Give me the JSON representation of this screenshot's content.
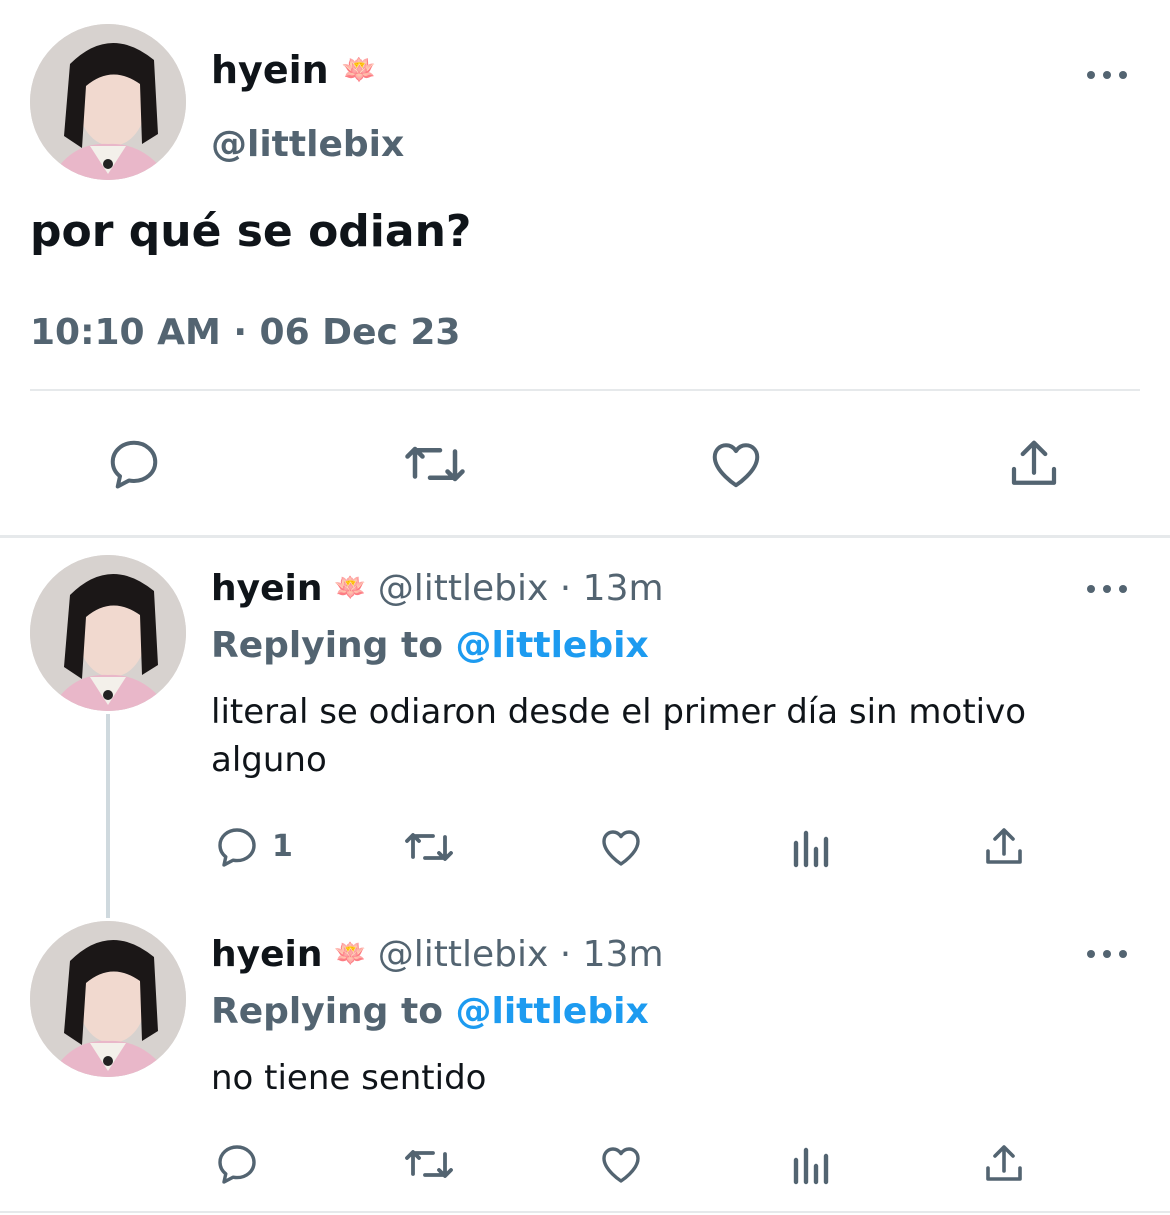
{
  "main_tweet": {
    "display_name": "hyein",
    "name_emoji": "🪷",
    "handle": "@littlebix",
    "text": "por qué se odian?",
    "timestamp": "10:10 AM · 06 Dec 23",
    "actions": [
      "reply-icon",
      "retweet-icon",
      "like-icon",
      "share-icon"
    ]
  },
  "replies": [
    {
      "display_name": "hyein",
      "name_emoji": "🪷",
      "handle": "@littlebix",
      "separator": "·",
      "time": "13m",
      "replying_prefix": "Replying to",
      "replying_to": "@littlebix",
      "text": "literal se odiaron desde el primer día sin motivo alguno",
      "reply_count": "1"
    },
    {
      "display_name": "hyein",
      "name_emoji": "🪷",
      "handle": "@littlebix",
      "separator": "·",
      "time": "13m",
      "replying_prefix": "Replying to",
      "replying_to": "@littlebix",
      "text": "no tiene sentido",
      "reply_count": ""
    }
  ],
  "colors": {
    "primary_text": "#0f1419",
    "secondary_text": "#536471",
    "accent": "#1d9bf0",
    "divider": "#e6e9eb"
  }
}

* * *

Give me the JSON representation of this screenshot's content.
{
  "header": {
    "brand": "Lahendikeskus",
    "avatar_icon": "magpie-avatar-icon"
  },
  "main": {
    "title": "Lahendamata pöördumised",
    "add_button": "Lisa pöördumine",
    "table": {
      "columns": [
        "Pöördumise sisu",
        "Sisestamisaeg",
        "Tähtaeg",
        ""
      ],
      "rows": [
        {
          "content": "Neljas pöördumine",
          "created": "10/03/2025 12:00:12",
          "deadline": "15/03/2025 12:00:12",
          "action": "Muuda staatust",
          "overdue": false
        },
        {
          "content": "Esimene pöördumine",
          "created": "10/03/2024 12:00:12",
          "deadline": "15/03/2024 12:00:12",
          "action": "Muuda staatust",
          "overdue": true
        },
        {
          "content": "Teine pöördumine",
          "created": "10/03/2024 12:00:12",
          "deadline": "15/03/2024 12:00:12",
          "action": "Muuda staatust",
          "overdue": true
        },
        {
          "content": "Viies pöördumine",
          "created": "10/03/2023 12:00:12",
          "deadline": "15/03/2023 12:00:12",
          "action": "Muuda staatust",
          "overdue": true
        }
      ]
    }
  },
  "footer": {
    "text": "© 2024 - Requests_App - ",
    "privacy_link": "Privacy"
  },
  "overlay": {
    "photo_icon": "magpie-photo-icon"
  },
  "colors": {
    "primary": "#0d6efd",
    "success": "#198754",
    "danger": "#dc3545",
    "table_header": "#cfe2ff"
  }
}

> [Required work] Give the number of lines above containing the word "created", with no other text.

> [Answer to the problem] 4